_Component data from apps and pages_
+ + + + + + +
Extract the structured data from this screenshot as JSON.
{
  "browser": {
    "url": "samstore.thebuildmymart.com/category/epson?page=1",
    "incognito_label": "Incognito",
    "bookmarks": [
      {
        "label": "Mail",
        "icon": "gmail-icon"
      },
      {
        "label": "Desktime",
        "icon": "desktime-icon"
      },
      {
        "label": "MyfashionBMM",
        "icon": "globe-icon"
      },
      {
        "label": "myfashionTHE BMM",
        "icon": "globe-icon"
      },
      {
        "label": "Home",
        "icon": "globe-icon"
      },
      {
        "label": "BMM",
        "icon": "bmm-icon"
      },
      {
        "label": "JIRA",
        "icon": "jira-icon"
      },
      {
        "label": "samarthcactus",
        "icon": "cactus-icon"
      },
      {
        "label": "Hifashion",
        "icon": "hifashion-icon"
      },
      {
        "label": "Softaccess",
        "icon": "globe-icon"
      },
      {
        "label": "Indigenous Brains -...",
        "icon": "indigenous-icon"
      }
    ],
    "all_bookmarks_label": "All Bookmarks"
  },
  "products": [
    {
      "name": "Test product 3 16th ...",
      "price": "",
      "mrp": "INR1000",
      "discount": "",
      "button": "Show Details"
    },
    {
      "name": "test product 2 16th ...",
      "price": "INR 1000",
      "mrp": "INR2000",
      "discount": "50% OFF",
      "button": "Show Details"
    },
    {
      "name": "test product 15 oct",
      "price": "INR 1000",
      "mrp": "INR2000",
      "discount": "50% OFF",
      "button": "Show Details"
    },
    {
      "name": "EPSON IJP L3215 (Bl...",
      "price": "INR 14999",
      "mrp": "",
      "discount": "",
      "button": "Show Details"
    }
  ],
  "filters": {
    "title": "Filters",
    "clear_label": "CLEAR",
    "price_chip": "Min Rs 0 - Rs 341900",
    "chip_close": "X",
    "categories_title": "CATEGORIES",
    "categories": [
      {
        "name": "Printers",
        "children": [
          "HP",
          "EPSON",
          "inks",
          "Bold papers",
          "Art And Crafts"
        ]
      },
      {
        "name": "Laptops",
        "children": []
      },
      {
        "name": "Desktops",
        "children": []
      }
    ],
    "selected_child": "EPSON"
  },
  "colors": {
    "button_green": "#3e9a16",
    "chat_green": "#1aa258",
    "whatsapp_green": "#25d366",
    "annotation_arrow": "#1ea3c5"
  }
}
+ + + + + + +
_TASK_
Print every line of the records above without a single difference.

_RESPONSE FOR THIS EXERCISE_
Extract the structured data from this screenshot as JSON.
{
  "browser": {
    "url": "samstore.thebuildmymart.com/category/epson?page=1",
    "incognito_label": "Incognito",
    "bookmarks": [
      {
        "label": "Mail",
        "icon": "gmail-icon"
      },
      {
        "label": "Desktime",
        "icon": "desktime-icon"
      },
      {
        "label": "MyfashionBMM",
        "icon": "globe-icon"
      },
      {
        "label": "myfashionTHE BMM",
        "icon": "globe-icon"
      },
      {
        "label": "Home",
        "icon": "globe-icon"
      },
      {
        "label": "BMM",
        "icon": "bmm-icon"
      },
      {
        "label": "JIRA",
        "icon": "jira-icon"
      },
      {
        "label": "samarthcactus",
        "icon": "cactus-icon"
      },
      {
        "label": "Hifashion",
        "icon": "hifashion-icon"
      },
      {
        "label": "Softaccess",
        "icon": "globe-icon"
      },
      {
        "label": "Indigenous Brains -...",
        "icon": "indigenous-icon"
      }
    ],
    "all_bookmarks_label": "All Bookmarks"
  },
  "products": [
    {
      "name": "Test product 3 16th ...",
      "price": "",
      "mrp": "INR1000",
      "discount": "",
      "button": "Show Details"
    },
    {
      "name": "test product 2 16th ...",
      "price": "INR 1000",
      "mrp": "INR2000",
      "discount": "50% OFF",
      "button": "Show Details"
    },
    {
      "name": "test product 15 oct",
      "price": "INR 1000",
      "mrp": "INR2000",
      "discount": "50% OFF",
      "button": "Show Details"
    },
    {
      "name": "EPSON IJP L3215 (Bl...",
      "price": "INR 14999",
      "mrp": "",
      "discount": "",
      "button": "Show Details"
    }
  ],
  "filters": {
    "title": "Filters",
    "clear_label": "CLEAR",
    "price_chip": "Min Rs 0 - Rs 341900",
    "chip_close": "X",
    "categories_title": "CATEGORIES",
    "categories": [
      {
        "name": "Printers",
        "children": [
          "HP",
          "EPSON",
          "inks",
          "Bold papers",
          "Art And Crafts"
        ]
      },
      {
        "name": "Laptops",
        "children": []
      },
      {
        "name": "Desktops",
        "children": []
      }
    ],
    "selected_child": "EPSON"
  },
  "colors": {
    "button_green": "#3e9a16",
    "chat_green": "#1aa258",
    "whatsapp_green": "#25d366",
    "annotation_arrow": "#1ea3c5"
  }
}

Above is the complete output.